This week, the Portland, Oregon based Columbia River Inter-Tribal Fish Commission (CRITFC), a technical support and coordinating agency for fishery management policies of the Columbia River Basin's four treaty tribes, is applauding the publication of the journal Climate Change. The October special issue is a collaboration of 50 authors focusing on the experiences and actions of Indigenous peoples as they cope with climate change today.
Today, 780 million individuals still live without access to clean and safe water sources. Two and a half billion people lack access to improved sanitation facilities. One billion people defecate in the open. Is that too much information?

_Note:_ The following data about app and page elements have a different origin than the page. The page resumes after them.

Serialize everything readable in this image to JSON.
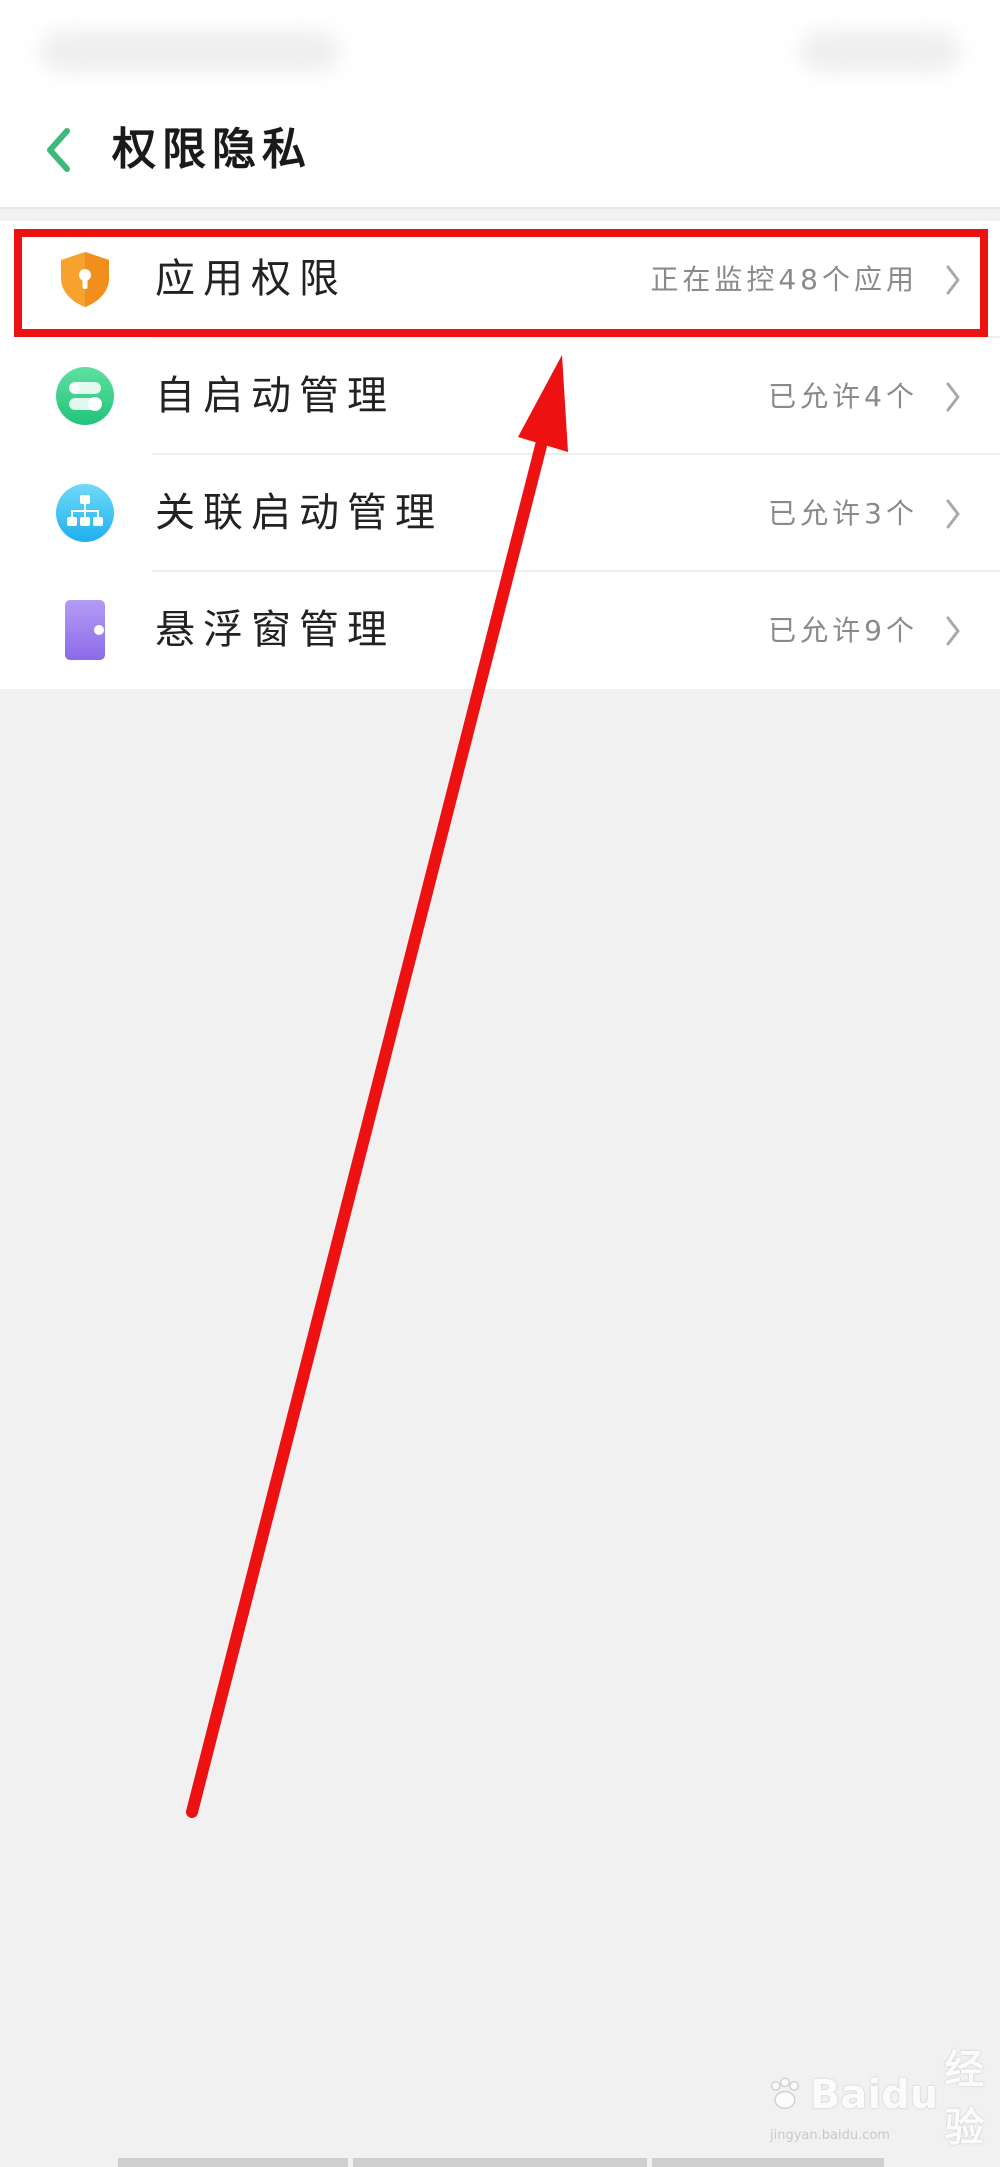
{
  "header": {
    "title": "权限隐私"
  },
  "list": {
    "items": [
      {
        "label": "应用权限",
        "status": "正在监控48个应用",
        "icon": "shield-lock-icon"
      },
      {
        "label": "自启动管理",
        "status": "已允许4个",
        "icon": "toggle-switch-icon"
      },
      {
        "label": "关联启动管理",
        "status": "已允许3个",
        "icon": "network-tree-icon"
      },
      {
        "label": "悬浮窗管理",
        "status": "已允许9个",
        "icon": "floating-window-icon"
      }
    ]
  },
  "annotation": {
    "highlight_color": "#ee1111"
  },
  "watermark": {
    "brand": "Baidu",
    "brand_cn": "经验",
    "url": "jingyan.baidu.com"
  },
  "colors": {
    "accent": "#3dba7a",
    "background": "#f1f1f1"
  }
}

Recently members of NativeEnergy’s leadership team were in Berkeley, CA to convene a gathering of thought leaders from various organizations around a broad range of sustainability topics. The event was a working session attended by food and beverage companies, retailers, consumer goods manufacturers and others. The goal wasn’t to tout the successes of various sustainability programs. Rather, the group came together to discuss their aspirations around sustainability, gaps in existing initiatives, and barriers that are preventing businesses from achieving their goals. As we dove into the discussion, it was clear that while each segment has its own unique set of concerns, some issues are universal.
You might be surprised

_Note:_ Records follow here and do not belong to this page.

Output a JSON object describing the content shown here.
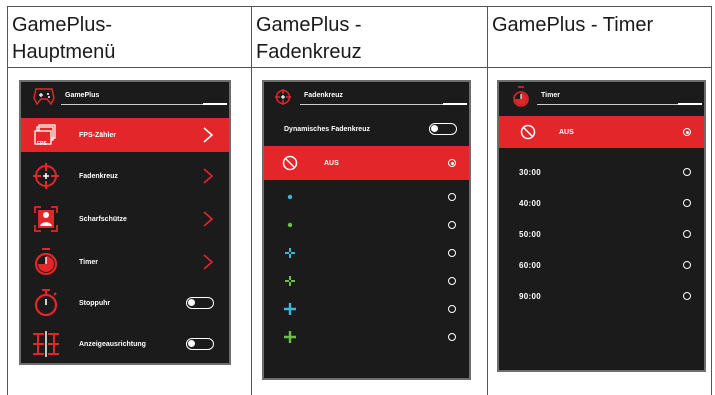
{
  "columns": [
    {
      "heading_line1": "GamePlus-",
      "heading_line2": "Hauptmenü"
    },
    {
      "heading_line1": "GamePlus -",
      "heading_line2": "Fadenkreuz"
    },
    {
      "heading_line1": "GamePlus - Timer",
      "heading_line2": ""
    }
  ],
  "main_menu": {
    "title": "GamePlus",
    "items": [
      {
        "label": "FPS-Zähler",
        "icon": "fps-counter-icon",
        "control": "chevron",
        "selected": true
      },
      {
        "label": "Fadenkreuz",
        "icon": "crosshair-icon",
        "control": "chevron",
        "selected": false
      },
      {
        "label": "Scharfschütze",
        "icon": "sniper-icon",
        "control": "chevron",
        "selected": false
      },
      {
        "label": "Timer",
        "icon": "timer-icon",
        "control": "chevron",
        "selected": false
      },
      {
        "label": "Stoppuhr",
        "icon": "stopwatch-icon",
        "control": "toggle",
        "selected": false
      },
      {
        "label": "Anzeigeausrichtung",
        "icon": "display-alignment-icon",
        "control": "toggle",
        "selected": false
      }
    ],
    "fps_icon_text": "FPS"
  },
  "crosshair_menu": {
    "title": "Fadenkreuz",
    "dynamic_label": "Dynamisches Fadenkreuz",
    "off_label": "AUS",
    "options": [
      {
        "icon": "none-icon",
        "selected": true
      },
      {
        "icon": "dot-cyan-icon",
        "selected": false
      },
      {
        "icon": "dot-green-icon",
        "selected": false
      },
      {
        "icon": "cross-small-cyan-icon",
        "selected": false
      },
      {
        "icon": "cross-small-green-icon",
        "selected": false
      },
      {
        "icon": "cross-large-cyan-icon",
        "selected": false
      },
      {
        "icon": "cross-large-green-icon",
        "selected": false
      }
    ]
  },
  "timer_menu": {
    "title": "Timer",
    "off_label": "AUS",
    "times": [
      "30:00",
      "40:00",
      "50:00",
      "60:00",
      "90:00"
    ]
  },
  "colors": {
    "accent_red": "#e2262a",
    "screen_bg": "#1b1b1b",
    "cyan": "#3fb8d8",
    "green": "#6cc04a"
  }
}
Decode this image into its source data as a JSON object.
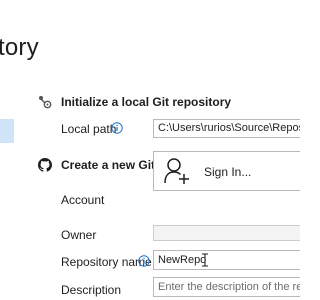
{
  "window": {
    "title": "tory"
  },
  "local_git": {
    "heading": "Initialize a local Git repository",
    "local_path_label": "Local path",
    "local_path_value": "C:\\Users\\rurios\\Source\\Repos\\New"
  },
  "github": {
    "heading": "Create a new GitHub repository",
    "account_label": "Account",
    "sign_in_label": "Sign In...",
    "owner_label": "Owner",
    "owner_value": "",
    "repo_name_label": "Repository name",
    "repo_name_value": "NewRepo",
    "description_label": "Description",
    "description_placeholder": "Enter the description of the repos"
  },
  "colors": {
    "accent": "#0078d4",
    "selection": "#cfe4f8",
    "info_icon": "#1a73c8"
  }
}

Today a staff member at a major sustainability not-for-profit organization asked me what was happening in the voluntary carbon offset market. One answer may be found in the recent report entitled State of the Voluntary Carbon Offset Market 2013.
When I think of the 4th of July, I think of my family’s traditions: attend our local parade, go for a family canoe and pick strawberries. In recent years, my family has started to host 4th of July parties, and we strive to keep things as green as possible.
Six years after a catastrophic tornado leveled Greensburg, Kansas, the town now stands as a leader in sustainable redevelopment. Called “the greenest town in America,” Greensburg meets 100% of its energy needs from a portion of the 12.5MW Greensburg Wind Farm.
This month, the Sustainable Brands 2013 conference brought together more than 2000 attendees from around the world at the intersection of branding and sustainability.
Michael Pollan, the author known for his thoughtful and lively writing on food, has a new book out, Cooked. Apparently we need to change the way we cook if we want to survive. Said differently, we need to cook for ourselves and not have others do it for us.
In an interview in the guardian, a British newspaper, one of the co-founders of Method, an innovative manufacturer of sustainable cleaning products, says that it is marketers who are going to stop climate change and the loss of biodiversity.
Eric Ryan, who co-founded Method a dozen years ago and recently sold the company to the Ecover, a like-mind Dutch company, is quoted as saying you cannot count on governments to solve environmental problems.
Every spring, we help our Tracking and Reporting Tool (TRT) clients wrap up their annual emissions assessments. It’s a busy couple weeks of gathering final utility bills and double-checking previously entered data. It is also an exciting time for our team who works on the TRT and for our clients’ sustainability teams who have been tracking results throughout the year.